PHNOM PENH — To the left of the stage in Phnom Penh’s Freedom Park on Saturday, Bun Saoak sheltered behind a throbbing speaker, seeking shade from the blinding mid-morning sun.
On the platform nearby, opposition leader Sam Rainsy told the estimated 20,000 crowd that his Cambodian National Rescue Party (CNRP) would not budge on its demand that an investigation be held into alleged cheating in July 28 parliamentary elections.
Echoing Mr Rainsy’s claims that the election was unjust, Mu Sochea, a former government minister and an influential Rainsy ally, told The Irrawaddy that “1.2 million voters were disenfranchised intentionally and deliberately.”
Bun Saoak was not one of those voters that the opposition says were omitted from voting lists, but nonetheless was adamant there was cheating on election day. “It was not a free and fair election,” he told The Irrawaddy.
Official election results were finally released on Sunday, six weeks after the vote. Unsurprisingly, the outcome, announced by the National Election Commission (NEC), upheld the win claimed on July 28 by Hun Sen’s Cambodian People’s Party (CPP). The NEC said that the CPP won 68 seats, with the NCRP getting 55.

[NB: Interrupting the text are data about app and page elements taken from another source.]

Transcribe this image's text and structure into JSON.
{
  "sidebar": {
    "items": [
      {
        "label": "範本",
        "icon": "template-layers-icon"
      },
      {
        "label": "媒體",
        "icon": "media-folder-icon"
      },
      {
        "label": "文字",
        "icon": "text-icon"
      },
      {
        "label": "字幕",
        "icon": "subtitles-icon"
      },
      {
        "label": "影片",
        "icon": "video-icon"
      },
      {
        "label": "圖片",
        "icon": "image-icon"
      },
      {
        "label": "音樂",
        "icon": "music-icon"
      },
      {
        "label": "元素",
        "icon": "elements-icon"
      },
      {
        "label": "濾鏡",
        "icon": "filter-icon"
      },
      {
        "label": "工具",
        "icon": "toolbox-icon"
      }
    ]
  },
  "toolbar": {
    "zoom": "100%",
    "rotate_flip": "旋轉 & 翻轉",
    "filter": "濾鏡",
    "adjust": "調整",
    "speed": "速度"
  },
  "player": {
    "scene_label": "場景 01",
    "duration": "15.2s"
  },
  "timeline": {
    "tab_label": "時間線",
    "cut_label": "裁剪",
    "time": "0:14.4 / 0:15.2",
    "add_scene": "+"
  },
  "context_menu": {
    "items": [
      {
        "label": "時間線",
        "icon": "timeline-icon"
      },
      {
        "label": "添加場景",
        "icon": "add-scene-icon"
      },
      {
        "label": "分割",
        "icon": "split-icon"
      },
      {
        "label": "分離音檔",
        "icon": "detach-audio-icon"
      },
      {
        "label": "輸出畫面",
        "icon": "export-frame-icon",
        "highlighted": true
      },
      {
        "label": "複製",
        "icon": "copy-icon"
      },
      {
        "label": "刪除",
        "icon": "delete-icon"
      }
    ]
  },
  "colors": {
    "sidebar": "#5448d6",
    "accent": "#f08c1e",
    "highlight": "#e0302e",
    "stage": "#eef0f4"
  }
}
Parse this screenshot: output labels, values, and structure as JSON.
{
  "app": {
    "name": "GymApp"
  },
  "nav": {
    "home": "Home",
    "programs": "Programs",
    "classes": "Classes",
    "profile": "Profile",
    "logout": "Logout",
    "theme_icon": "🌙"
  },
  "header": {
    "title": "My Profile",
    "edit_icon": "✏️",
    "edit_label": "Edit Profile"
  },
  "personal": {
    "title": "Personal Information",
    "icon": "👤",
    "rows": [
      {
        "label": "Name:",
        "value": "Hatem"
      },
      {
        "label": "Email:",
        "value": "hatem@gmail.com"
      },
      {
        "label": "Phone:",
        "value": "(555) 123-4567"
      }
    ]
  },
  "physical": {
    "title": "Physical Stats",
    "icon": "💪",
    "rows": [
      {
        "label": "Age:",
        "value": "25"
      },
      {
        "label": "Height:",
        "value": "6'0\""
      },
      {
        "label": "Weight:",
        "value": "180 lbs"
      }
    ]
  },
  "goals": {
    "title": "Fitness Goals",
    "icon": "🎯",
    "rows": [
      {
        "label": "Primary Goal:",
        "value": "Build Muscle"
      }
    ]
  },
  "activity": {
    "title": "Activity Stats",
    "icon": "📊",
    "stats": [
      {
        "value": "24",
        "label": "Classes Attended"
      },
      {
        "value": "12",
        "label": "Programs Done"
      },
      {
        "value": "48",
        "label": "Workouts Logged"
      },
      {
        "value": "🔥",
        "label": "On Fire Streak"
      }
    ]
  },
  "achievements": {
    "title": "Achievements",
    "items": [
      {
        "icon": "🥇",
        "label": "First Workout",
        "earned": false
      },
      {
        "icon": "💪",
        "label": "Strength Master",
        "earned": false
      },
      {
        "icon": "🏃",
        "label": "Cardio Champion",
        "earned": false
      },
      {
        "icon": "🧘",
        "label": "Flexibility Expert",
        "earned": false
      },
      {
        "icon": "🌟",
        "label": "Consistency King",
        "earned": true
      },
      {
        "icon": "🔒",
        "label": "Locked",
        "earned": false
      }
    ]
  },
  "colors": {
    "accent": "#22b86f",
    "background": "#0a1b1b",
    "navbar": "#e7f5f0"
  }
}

After the results were released, the CNRP said that it will boycott parliament and return to the streets, with three days of protests lined up for September 15-17.
While Saturday’s protest was peaceful, with police keeping a watchful distance, Cambodia’s security forces have a track record of cracking down on smaller marches by garment workers and by people affected by land grabs. A large-scale and prolonged rally could test Hun Sen’s willingness to allow continued dissent. Before Saturday’s protest, riot police were seen practicing crowd control measures, around Phnom Penh, while the Ministry of Interior sent a letter to foreign embassies suggesting that the CNRP plan was to foment a coup, though the ministry has not backed up its claim with evidence.
Both sides stand accused of stirring up tension, however. The opposition’s election campaign was marked by anti-Vietnamese rhetoric, alleging that Hun Sen, who came to power during Vietnam’s post-Khmer Rouge occupation of Cambodia, is a puppet of the Hanoi government. Rainsy has been stirring up anti-Vietnamese sentiment in a country where pogroms against Vietnamese have flared in the past, and where the two surviving Khmer Rouge leaders stand accused of genocide against Cambodia’s ethnic Vietnamese minority.
The contentions have been entwined with scaremongering over Vietnamese migrants in Cambodia and claims that Vietnamese — presumably Hun Sen supporters — were allowed to vote. Such claims emerged at last Saturday’s rally. “At the high school where I vote, there was a problem. Vietnamese were voting, and Khmer were not,” said Bun Saoak.
It seems unlikely, however, that the opposition can pressure Hun Sen into drastic concessions, with CPP lawmakers saying that the CPP will form a government regardless of any opposition boycott. Kheang Un, a Cambodian politics lecturer at Northern Illinois University, said the proposed boycott and protests are unlikely have much impact — unless supplemented by international pressure such as trade sanctions and aid cuts.
“At the moment the situation in Cambodia is not that grave that it warrants such drastic action,” said Kheang Un.
The CNRP has said that the official bodies such as NEC and the Constitutional Committee — which earlier rejected opposition cheating claims — are biased in favor of the CPP and Cambodia’s long-entrenched Prime Minister Hun Sen, who is now nearing three decades in office.
Koul Panha of the Committee for Free and Fair Elections (COMFREL), which monitored the July 28 vote, said that Cambodia needs long term electoral reform, including overhauling the NEC and the Constitutional Committee. “The voter registration and lists need to be looked at as well,” he told The Irrawaddy.
And though the CNRP has failed to dislodge Hun Sen from office, the opposition made hefty gains in the election, winning 44.5 per cent of the popular vote to the CPP’s 48.8 per cent – a drop of almost 10 per cent for Hun Sen’s party since its landslide win in the 2008 election.
The close call — even if on the back of cheating — could serve as a wake-up call for the CPP, which stands accused of widespread corruption, nepotism and of backing controversial land grabs, improprieties that seemingly prompted voters to opt for the CNRP.
“If the CPP fails to initiate meaningful reforms then it will face even more vocal opposition, backed by an even more restless youth,” said Kheang Un.